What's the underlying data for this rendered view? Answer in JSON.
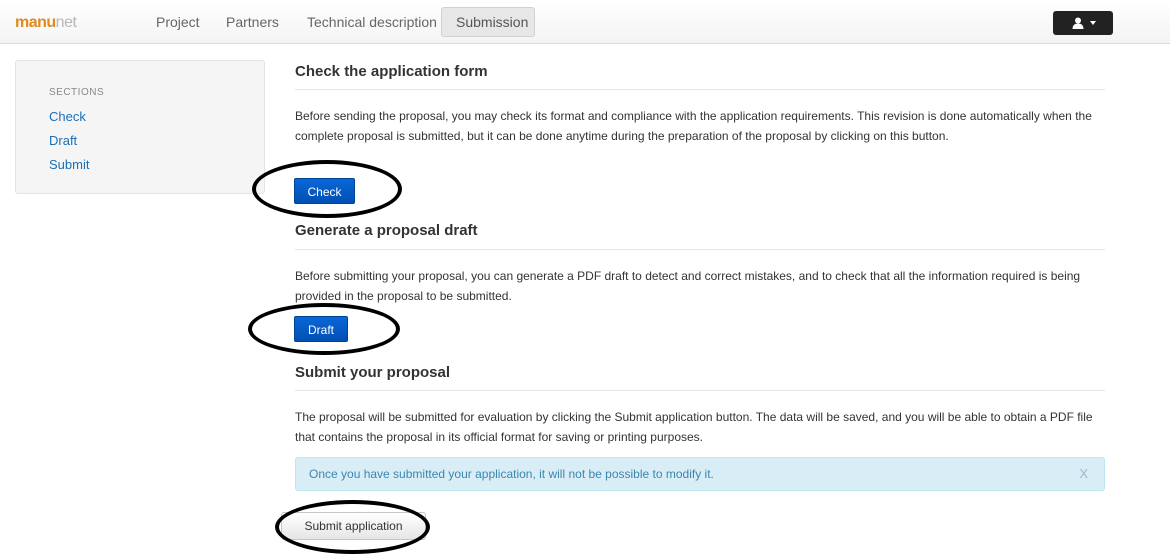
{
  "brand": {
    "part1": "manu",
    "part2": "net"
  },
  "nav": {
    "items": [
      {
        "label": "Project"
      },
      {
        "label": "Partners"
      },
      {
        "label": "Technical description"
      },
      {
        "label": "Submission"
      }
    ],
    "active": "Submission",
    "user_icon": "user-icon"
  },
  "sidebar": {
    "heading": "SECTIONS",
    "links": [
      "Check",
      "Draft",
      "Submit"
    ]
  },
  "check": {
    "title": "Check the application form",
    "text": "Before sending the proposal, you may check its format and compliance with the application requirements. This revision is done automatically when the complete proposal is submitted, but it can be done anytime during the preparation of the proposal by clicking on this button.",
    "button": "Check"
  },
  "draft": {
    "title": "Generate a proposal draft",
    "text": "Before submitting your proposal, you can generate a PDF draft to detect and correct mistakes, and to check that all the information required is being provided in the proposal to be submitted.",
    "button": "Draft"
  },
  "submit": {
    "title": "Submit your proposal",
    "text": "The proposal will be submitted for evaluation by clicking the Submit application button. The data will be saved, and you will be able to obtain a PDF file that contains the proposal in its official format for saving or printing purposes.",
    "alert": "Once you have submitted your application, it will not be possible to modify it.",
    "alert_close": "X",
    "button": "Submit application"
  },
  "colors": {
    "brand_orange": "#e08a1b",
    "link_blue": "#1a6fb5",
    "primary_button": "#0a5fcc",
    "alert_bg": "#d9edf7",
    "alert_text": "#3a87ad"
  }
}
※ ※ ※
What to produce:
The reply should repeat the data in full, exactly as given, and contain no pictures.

Answer to the problem:
What's the underlying data for this rendered view? Answer in JSON.
{
  "brand": {
    "part1": "manu",
    "part2": "net"
  },
  "nav": {
    "items": [
      {
        "label": "Project"
      },
      {
        "label": "Partners"
      },
      {
        "label": "Technical description"
      },
      {
        "label": "Submission"
      }
    ],
    "active": "Submission",
    "user_icon": "user-icon"
  },
  "sidebar": {
    "heading": "SECTIONS",
    "links": [
      "Check",
      "Draft",
      "Submit"
    ]
  },
  "check": {
    "title": "Check the application form",
    "text": "Before sending the proposal, you may check its format and compliance with the application requirements. This revision is done automatically when the complete proposal is submitted, but it can be done anytime during the preparation of the proposal by clicking on this button.",
    "button": "Check"
  },
  "draft": {
    "title": "Generate a proposal draft",
    "text": "Before submitting your proposal, you can generate a PDF draft to detect and correct mistakes, and to check that all the information required is being provided in the proposal to be submitted.",
    "button": "Draft"
  },
  "submit": {
    "title": "Submit your proposal",
    "text": "The proposal will be submitted for evaluation by clicking the Submit application button. The data will be saved, and you will be able to obtain a PDF file that contains the proposal in its official format for saving or printing purposes.",
    "alert": "Once you have submitted your application, it will not be possible to modify it.",
    "alert_close": "X",
    "button": "Submit application"
  },
  "colors": {
    "brand_orange": "#e08a1b",
    "link_blue": "#1a6fb5",
    "primary_button": "#0a5fcc",
    "alert_bg": "#d9edf7",
    "alert_text": "#3a87ad"
  }
}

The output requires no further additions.